** Opening RECORDS FOR THE EXERCISE block **

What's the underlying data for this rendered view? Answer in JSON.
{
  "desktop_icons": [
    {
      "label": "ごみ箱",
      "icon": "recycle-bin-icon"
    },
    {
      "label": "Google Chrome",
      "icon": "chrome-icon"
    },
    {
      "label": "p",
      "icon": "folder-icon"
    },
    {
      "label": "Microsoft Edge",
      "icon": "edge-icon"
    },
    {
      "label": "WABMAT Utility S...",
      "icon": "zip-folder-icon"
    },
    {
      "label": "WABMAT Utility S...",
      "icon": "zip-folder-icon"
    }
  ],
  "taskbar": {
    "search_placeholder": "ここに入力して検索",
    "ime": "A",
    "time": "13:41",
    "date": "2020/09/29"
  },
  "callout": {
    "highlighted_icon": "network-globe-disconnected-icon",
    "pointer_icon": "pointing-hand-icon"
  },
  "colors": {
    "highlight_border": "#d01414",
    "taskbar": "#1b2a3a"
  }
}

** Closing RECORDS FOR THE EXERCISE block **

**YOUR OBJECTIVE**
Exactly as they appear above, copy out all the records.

**SOLUTION TO THE EXERCISE**
What's the underlying data for this rendered view? Answer in JSON.
{
  "desktop_icons": [
    {
      "label": "ごみ箱",
      "icon": "recycle-bin-icon"
    },
    {
      "label": "Google Chrome",
      "icon": "chrome-icon"
    },
    {
      "label": "p",
      "icon": "folder-icon"
    },
    {
      "label": "Microsoft Edge",
      "icon": "edge-icon"
    },
    {
      "label": "WABMAT Utility S...",
      "icon": "zip-folder-icon"
    },
    {
      "label": "WABMAT Utility S...",
      "icon": "zip-folder-icon"
    }
  ],
  "taskbar": {
    "search_placeholder": "ここに入力して検索",
    "ime": "A",
    "time": "13:41",
    "date": "2020/09/29"
  },
  "callout": {
    "highlighted_icon": "network-globe-disconnected-icon",
    "pointer_icon": "pointing-hand-icon"
  },
  "colors": {
    "highlight_border": "#d01414",
    "taskbar": "#1b2a3a"
  }
}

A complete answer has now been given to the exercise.